It’s unlikely that you’ll get what your child and family need in the mental health world without advocacy.  People don’t rush to suggest services and insurance companies don’t agree matter-of-factly that you should get that treatment you identified.  You find out you have to make it happen.  You may become an advocate eagerly or reluctantly, by immersing yourself in knowledge or fighting every step of the way, but you change yourself.  You change your expectations, you change your definition of success and most of all, you change who you are.  As one mother said to me, “You become the parent your child needs, not the one you thought you’d be.”

Advocacy can be uncomfortable.  For those of us who didn’t raise our hands for the teacher to call on (because then everyone would look at you) or make waves or dig in their heels as a matter of course, it doesn’t feel natural at first.  Advocacy is something done publicly.  It is played out in a setting that is very different from many other things we do.  You do it in front of an audience, sometimes big, sometimes small.  While some nod their heads along with the points you make, others assume a “show me” stance.   When you get them to nod their heads too, even a little, you feel pretty fine.

You learn that advocacy does not have to be adversarial.  It is sometimes, but many times it’s not.  Lots of times it’s about being articulate, passionate, persistent and even patient.  It’s also about being prepared and being stubborn.  It’s about looking for options and sometimes creating them.

Without advocacy, people assume we are okay with the status quo.  Without advocacy they don’t hear us or overlook our perspective.  Without advocacy, we cannot make a difference for our family and for other families.

For many families, figuring out how to go about advocating is like playing a Jeopardy game.  You know the answer you want and you try to figure out the right questions to get there.  Advocacy is a skill, or set of skills, just like playing Jeopardy.  If you hone those skills, you might get the jackpot instead of the smaller prizes.  But even if you are a terrific player, there are still heartbreaking consequences if you make a misstep.  You have to trust in your skills when you cannot trust in anything else.  Unlike Jeopardy, there are days when you do everything right and you simply don’t win.

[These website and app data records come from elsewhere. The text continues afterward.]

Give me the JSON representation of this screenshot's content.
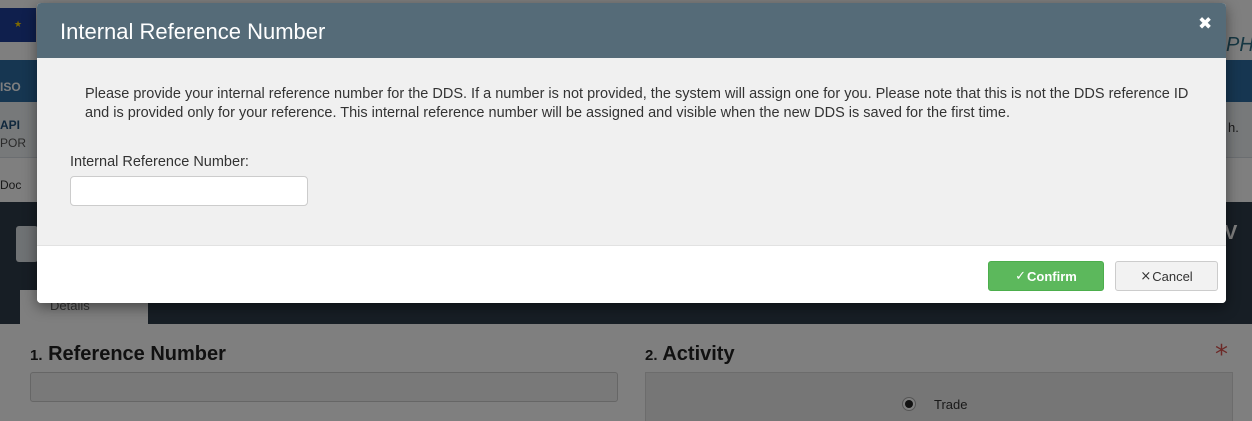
{
  "background": {
    "brand_fragment": "PHA",
    "nav_fragment": "ISO",
    "submenu_api": "API",
    "submenu_por": "POR",
    "submenu_right": "h.",
    "breadcrumb_fragment": "Doc",
    "heading_fragment": "V",
    "tab_label": "Details",
    "section_reference": {
      "number": "1.",
      "label": "Reference Number"
    },
    "section_activity": {
      "number": "2.",
      "label": "Activity",
      "required_mark": "*"
    },
    "activity_option": "Trade"
  },
  "modal": {
    "title": "Internal Reference Number",
    "close_glyph": "✖",
    "description": "Please provide your internal reference number for the DDS. If a number is not provided, the system will assign one for you. Please note that this is not the DDS reference ID and is provided only for your reference. This internal reference number will be assigned and visible when the new DDS is saved for the first time.",
    "field_label": "Internal Reference Number:",
    "field_value": "",
    "field_placeholder": "",
    "confirm_icon": "✓",
    "confirm_label": "Confirm",
    "cancel_icon": "×",
    "cancel_label": "Cancel"
  },
  "colors": {
    "modal_header": "#556b78",
    "confirm_button": "#5cb85c",
    "required_star": "#d9534f"
  }
}
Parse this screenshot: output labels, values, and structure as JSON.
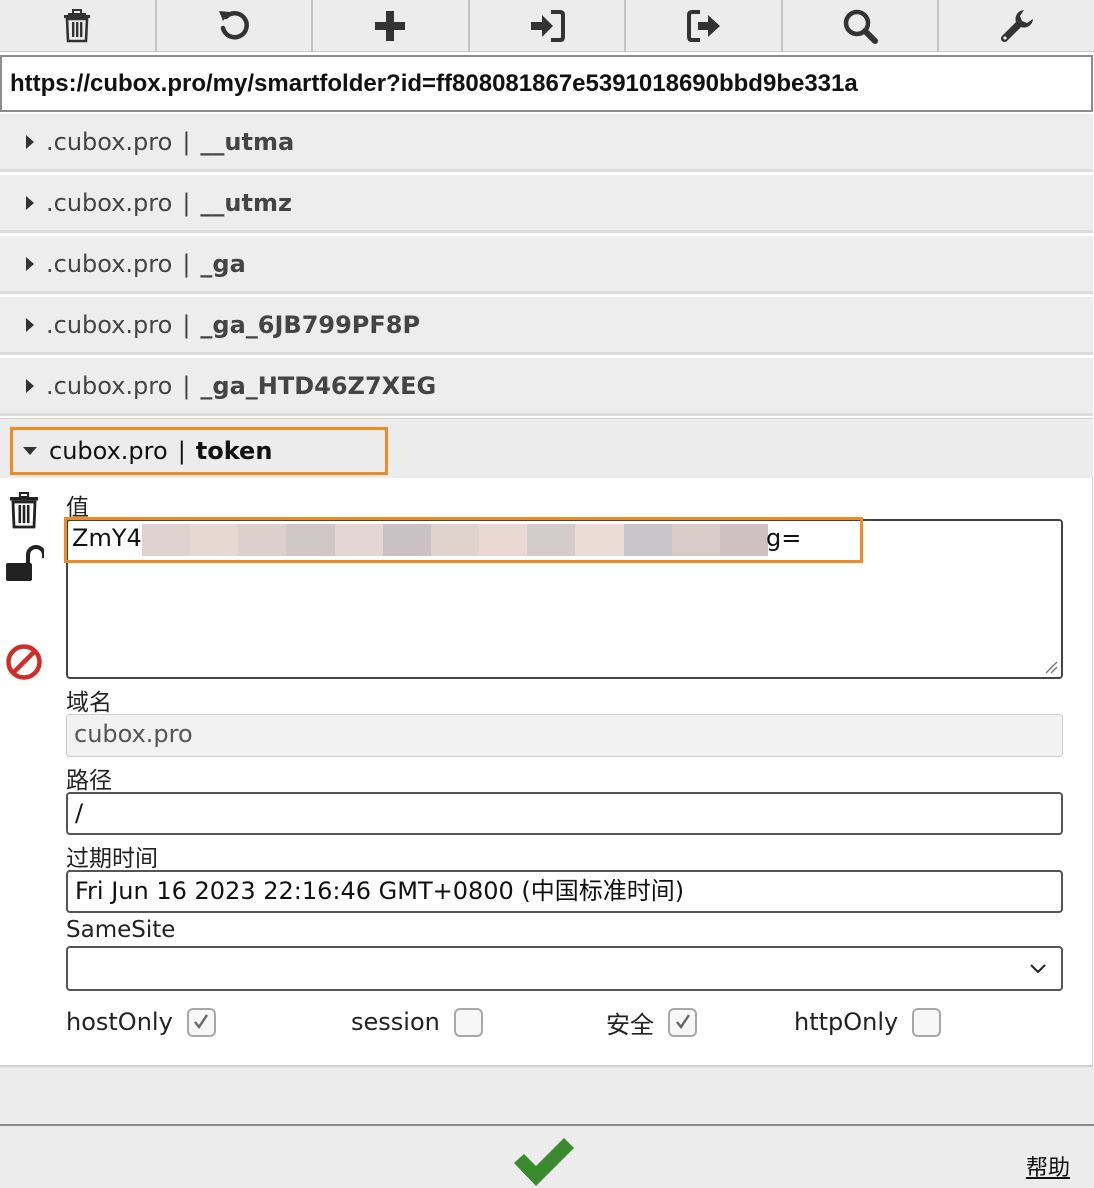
{
  "toolbar": {
    "buttons": [
      {
        "icon": "trash-icon"
      },
      {
        "icon": "refresh-icon"
      },
      {
        "icon": "plus-icon"
      },
      {
        "icon": "import-icon"
      },
      {
        "icon": "export-icon"
      },
      {
        "icon": "search-icon"
      },
      {
        "icon": "wrench-icon"
      }
    ]
  },
  "url": "https://cubox.pro/my/smartfolder?id=ff808081867e5391018690bbd9be331a",
  "separator": "|",
  "cookies": [
    {
      "domain": ".cubox.pro",
      "name": "__utma"
    },
    {
      "domain": ".cubox.pro",
      "name": "__utmz"
    },
    {
      "domain": ".cubox.pro",
      "name": "_ga"
    },
    {
      "domain": ".cubox.pro",
      "name": "_ga_6JB799PF8P"
    },
    {
      "domain": ".cubox.pro",
      "name": "_ga_HTD46Z7XEG"
    }
  ],
  "selected_cookie": {
    "domain": "cubox.pro",
    "name": "token",
    "labels": {
      "value": "值",
      "domain": "域名",
      "path": "路径",
      "expiration": "过期时间",
      "samesite": "SameSite"
    },
    "value_prefix": "ZmY4",
    "value_suffix": "g=",
    "domain_value": "cubox.pro",
    "path_value": "/",
    "expiration_value": "Fri Jun 16 2023 22:16:46 GMT+0800 (中国标准时间)",
    "samesite_value": "",
    "flags": [
      {
        "label": "hostOnly",
        "checked": true
      },
      {
        "label": "session",
        "checked": false
      },
      {
        "label": "安全",
        "checked": true
      },
      {
        "label": "httpOnly",
        "checked": false
      }
    ]
  },
  "footer": {
    "help_label": "帮助"
  },
  "colors": {
    "highlight": "#f08a24",
    "save_green": "#3a8a2e",
    "block_red": "#d42a2a"
  }
}
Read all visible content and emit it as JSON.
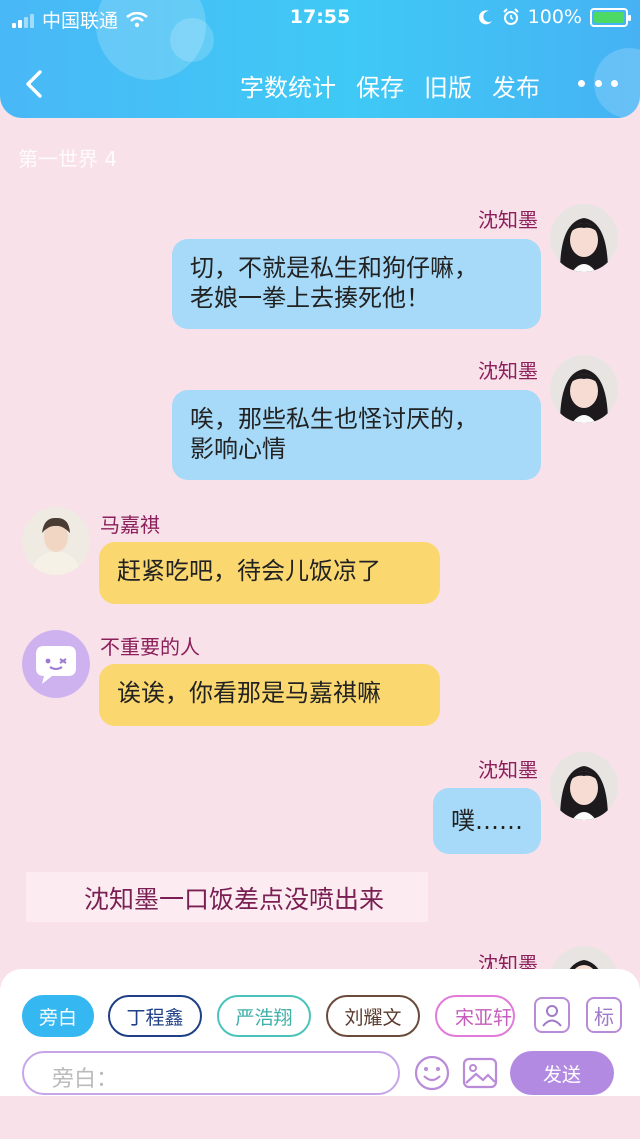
{
  "status": {
    "carrier": "中国联通",
    "time": "17:55",
    "battery": "100%"
  },
  "nav": {
    "actions": [
      "字数统计",
      "保存",
      "旧版",
      "发布"
    ]
  },
  "world_title": "第一世界 4",
  "messages": [
    {
      "name": "沈知墨",
      "text_lines": [
        "切，不就是私生和狗仔嘛，",
        "老娘一拳上去揍死他！"
      ]
    },
    {
      "name": "沈知墨",
      "text_lines": [
        "唉，那些私生也怪讨厌的，",
        "影响心情"
      ]
    },
    {
      "name": "马嘉祺",
      "text": "赶紧吃吧，待会儿饭凉了"
    },
    {
      "name": "不重要的人",
      "text": "诶诶，你看那是马嘉祺嘛"
    },
    {
      "name": "沈知墨",
      "text": "噗……"
    },
    {
      "name": "沈知墨"
    }
  ],
  "narration": "沈知墨一口饭差点没喷出来",
  "composer": {
    "chips": [
      "旁白",
      "丁程鑫",
      "严浩翔",
      "刘耀文",
      "宋亚轩"
    ],
    "mark_label": "标",
    "input_placeholder": "旁白：",
    "send_label": "发送"
  },
  "colors": {
    "header": "#49b8f6",
    "background": "#f9e1ea",
    "bubble_right": "#a6daf8",
    "bubble_left": "#fbd86f",
    "name": "#8b1f5a",
    "send": "#b38ae2",
    "chip_active": "#35b7f1"
  }
}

Advocacy is also about picking yourself up and going to the next meeting, the next discussion and bringing your A game one more time.

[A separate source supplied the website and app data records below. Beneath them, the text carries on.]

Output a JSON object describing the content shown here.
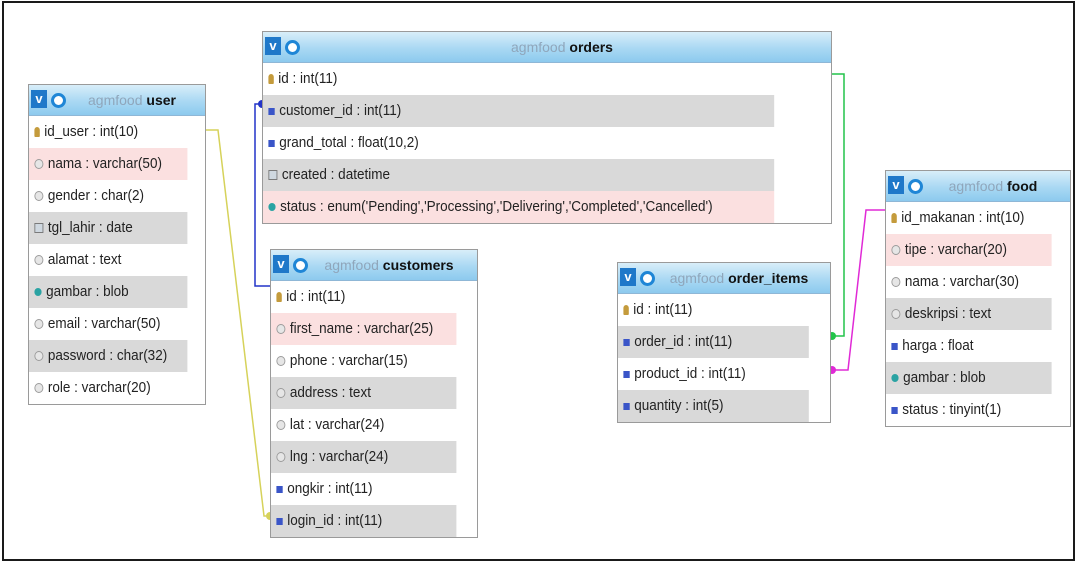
{
  "diagram": {
    "tables": {
      "user": {
        "db": "agmfood",
        "name": "user",
        "columns": [
          {
            "text": "id_user : int(10)",
            "icon": "primary-key-icon"
          },
          {
            "text": "nama : varchar(50)",
            "icon": "text-column-icon"
          },
          {
            "text": "gender : char(2)",
            "icon": "text-column-icon"
          },
          {
            "text": "tgl_lahir : date",
            "icon": "date-column-icon"
          },
          {
            "text": "alamat : text",
            "icon": "text-column-icon"
          },
          {
            "text": "gambar : blob",
            "icon": "blob-column-icon"
          },
          {
            "text": "email : varchar(50)",
            "icon": "text-column-icon"
          },
          {
            "text": "password : char(32)",
            "icon": "text-column-icon"
          },
          {
            "text": "role : varchar(20)",
            "icon": "text-column-icon"
          }
        ]
      },
      "orders": {
        "db": "agmfood",
        "name": "orders",
        "columns": [
          {
            "text": "id : int(11)",
            "icon": "primary-key-icon"
          },
          {
            "text": "customer_id : int(11)",
            "icon": "numeric-column-icon"
          },
          {
            "text": "grand_total : float(10,2)",
            "icon": "numeric-column-icon"
          },
          {
            "text": "created : datetime",
            "icon": "date-column-icon"
          },
          {
            "text": "status : enum('Pending','Processing','Delivering','Completed','Cancelled')",
            "icon": "enum-column-icon"
          }
        ]
      },
      "customers": {
        "db": "agmfood",
        "name": "customers",
        "columns": [
          {
            "text": "id : int(11)",
            "icon": "primary-key-icon"
          },
          {
            "text": "first_name : varchar(25)",
            "icon": "text-column-icon"
          },
          {
            "text": "phone : varchar(15)",
            "icon": "text-column-icon"
          },
          {
            "text": "address : text",
            "icon": "text-column-icon"
          },
          {
            "text": "lat : varchar(24)",
            "icon": "text-column-icon"
          },
          {
            "text": "lng : varchar(24)",
            "icon": "text-column-icon"
          },
          {
            "text": "ongkir : int(11)",
            "icon": "numeric-column-icon"
          },
          {
            "text": "login_id : int(11)",
            "icon": "numeric-column-icon"
          }
        ]
      },
      "order_items": {
        "db": "agmfood",
        "name": "order_items",
        "columns": [
          {
            "text": "id : int(11)",
            "icon": "primary-key-icon"
          },
          {
            "text": "order_id : int(11)",
            "icon": "numeric-column-icon"
          },
          {
            "text": "product_id : int(11)",
            "icon": "numeric-column-icon"
          },
          {
            "text": "quantity : int(5)",
            "icon": "numeric-column-icon"
          }
        ]
      },
      "food": {
        "db": "agmfood",
        "name": "food",
        "columns": [
          {
            "text": "id_makanan : int(10)",
            "icon": "primary-key-icon"
          },
          {
            "text": "tipe : varchar(20)",
            "icon": "text-column-icon"
          },
          {
            "text": "nama : varchar(30)",
            "icon": "text-column-icon"
          },
          {
            "text": "deskripsi : text",
            "icon": "text-column-icon"
          },
          {
            "text": "harga : float",
            "icon": "numeric-column-icon"
          },
          {
            "text": "gambar : blob",
            "icon": "blob-column-icon"
          },
          {
            "text": "status : tinyint(1)",
            "icon": "numeric-column-icon"
          }
        ]
      }
    },
    "relations": [
      {
        "from": "customers.login_id",
        "to": "user.id_user",
        "color": "#d6d25a"
      },
      {
        "from": "orders.customer_id",
        "to": "customers.id",
        "color": "#2233c8"
      },
      {
        "from": "order_items.order_id",
        "to": "orders.id",
        "color": "#22c44a"
      },
      {
        "from": "order_items.product_id",
        "to": "food.id_makanan",
        "color": "#e02ad6"
      }
    ]
  }
}
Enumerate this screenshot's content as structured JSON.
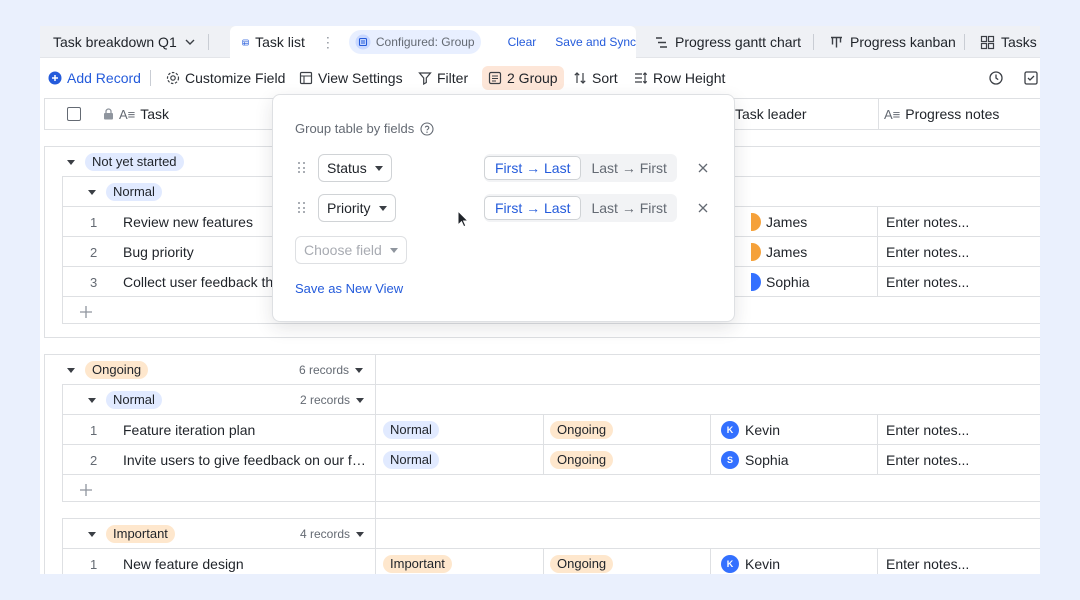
{
  "tabs": {
    "doc_title": "Task breakdown Q1",
    "task_list": "Task list",
    "configured": "Configured: Group",
    "clear": "Clear",
    "save_sync": "Save and Sync",
    "gantt": "Progress gantt chart",
    "kanban": "Progress kanban",
    "tasks": "Tasks"
  },
  "toolbar": {
    "add_record": "Add Record",
    "customize_field": "Customize Field",
    "view_settings": "View Settings",
    "filter": "Filter",
    "group": "2 Group",
    "sort": "Sort",
    "row_height": "Row Height"
  },
  "columns": {
    "task": "Task",
    "task_leader": "Task leader",
    "progress_notes": "Progress notes"
  },
  "group_popup": {
    "title": "Group table by fields",
    "rules": [
      {
        "field": "Status",
        "asc": "First → Last",
        "desc": "Last → First",
        "selected": "asc"
      },
      {
        "field": "Priority",
        "asc": "First → Last",
        "desc": "Last → First",
        "selected": "asc"
      }
    ],
    "choose_placeholder": "Choose field",
    "save_new_view": "Save as New View"
  },
  "groups": [
    {
      "label": "Not yet started",
      "subgroups": [
        {
          "label": "Normal",
          "rows": [
            {
              "num": "1",
              "task": "Review new features",
              "leader": "James",
              "notes": "Enter notes..."
            },
            {
              "num": "2",
              "task": "Bug priority",
              "leader": "James",
              "notes": "Enter notes..."
            },
            {
              "num": "3",
              "task": "Collect user feedback thr",
              "leader": "Sophia",
              "notes": "Enter notes..."
            }
          ]
        }
      ]
    },
    {
      "label": "Ongoing",
      "count": "6 records",
      "subgroups": [
        {
          "label": "Normal",
          "count": "2 records",
          "rows": [
            {
              "num": "1",
              "task": "Feature iteration plan",
              "priority": "Normal",
              "status": "Ongoing",
              "avatar": "K",
              "leader": "Kevin",
              "notes": "Enter notes..."
            },
            {
              "num": "2",
              "task": "Invite users to give feedback on our for...",
              "priority": "Normal",
              "status": "Ongoing",
              "avatar": "S",
              "leader": "Sophia",
              "notes": "Enter notes..."
            }
          ]
        },
        {
          "label": "Important",
          "count": "4 records",
          "rows": [
            {
              "num": "1",
              "task": "New feature design",
              "priority": "Important",
              "status": "Ongoing",
              "avatar": "K",
              "leader": "Kevin",
              "notes": "Enter notes..."
            }
          ]
        }
      ]
    }
  ],
  "colors": {
    "accent": "#245bdb",
    "background": "#eaf0fd",
    "avatar_orange": "#f5a13a",
    "avatar_blue": "#3370ff"
  }
}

When I first began talking to other parents about my son and how we worked to get the services and treatment he needed, some would say, “I didn’t know you could say that” and a light bulb would go on.  Others would share their own stories.  Some would ask me to help.  When I did, I learned that if you help one family, you only help one family.  The barriers remain and the rocky stretches, treacherous streams and bad weather are there for the next person.

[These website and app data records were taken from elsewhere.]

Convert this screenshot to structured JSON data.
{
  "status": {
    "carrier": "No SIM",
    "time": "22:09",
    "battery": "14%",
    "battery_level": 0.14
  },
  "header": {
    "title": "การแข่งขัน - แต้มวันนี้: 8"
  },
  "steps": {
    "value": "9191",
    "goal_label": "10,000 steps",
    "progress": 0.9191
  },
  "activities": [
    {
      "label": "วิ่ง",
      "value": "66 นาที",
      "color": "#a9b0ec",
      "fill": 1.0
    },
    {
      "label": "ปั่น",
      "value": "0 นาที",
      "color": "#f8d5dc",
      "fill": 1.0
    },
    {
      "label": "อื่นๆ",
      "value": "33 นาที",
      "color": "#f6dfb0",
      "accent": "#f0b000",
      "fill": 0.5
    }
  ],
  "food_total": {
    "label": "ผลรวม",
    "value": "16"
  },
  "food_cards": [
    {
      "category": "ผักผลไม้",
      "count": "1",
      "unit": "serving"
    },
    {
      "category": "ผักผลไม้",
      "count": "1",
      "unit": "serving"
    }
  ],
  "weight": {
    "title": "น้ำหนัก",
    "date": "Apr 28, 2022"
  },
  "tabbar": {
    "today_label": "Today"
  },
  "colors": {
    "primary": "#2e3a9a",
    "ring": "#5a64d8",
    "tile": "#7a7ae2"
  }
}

Individual advocacy for my family and other families was important, even crucial. But nothing changed for the families coming along after us – they were likely to hit the same snags and experience the same hazards.  Systems advocacy – working to change policies, laws or practice – changes things for many more families. The first time I sat at a policy table, I realized that here was the place to bring all those family stories, the skills I had learned and the hard won expertise.  Here too, you sometimes fight to have your perspective heard but when it is, it doesn’t echo anyone else in the room.  It’s why you are there.

My son watched me advocate over the years first for him, later for families like our own.  One day, he said, “I want to listen and watch.  I think I can advocate, too.”  Great, I told him.  And he has.  It’s a big undertaking to become a self advocate, with emotional fist pumping moments and moments of deep disappointment.  He understands that, too.  One day, when we were talking I told him, “Advocacy is our family business, you know.  Some families have stores or restaurants or trades where the children learn a lot about the business from an early age.  Just like you’ve learned about advocacy.”  He grinned and nodded.  “I’m okay with that,” he said.

Tags: , , ,

Posted in Blog Posts | 3 Comments »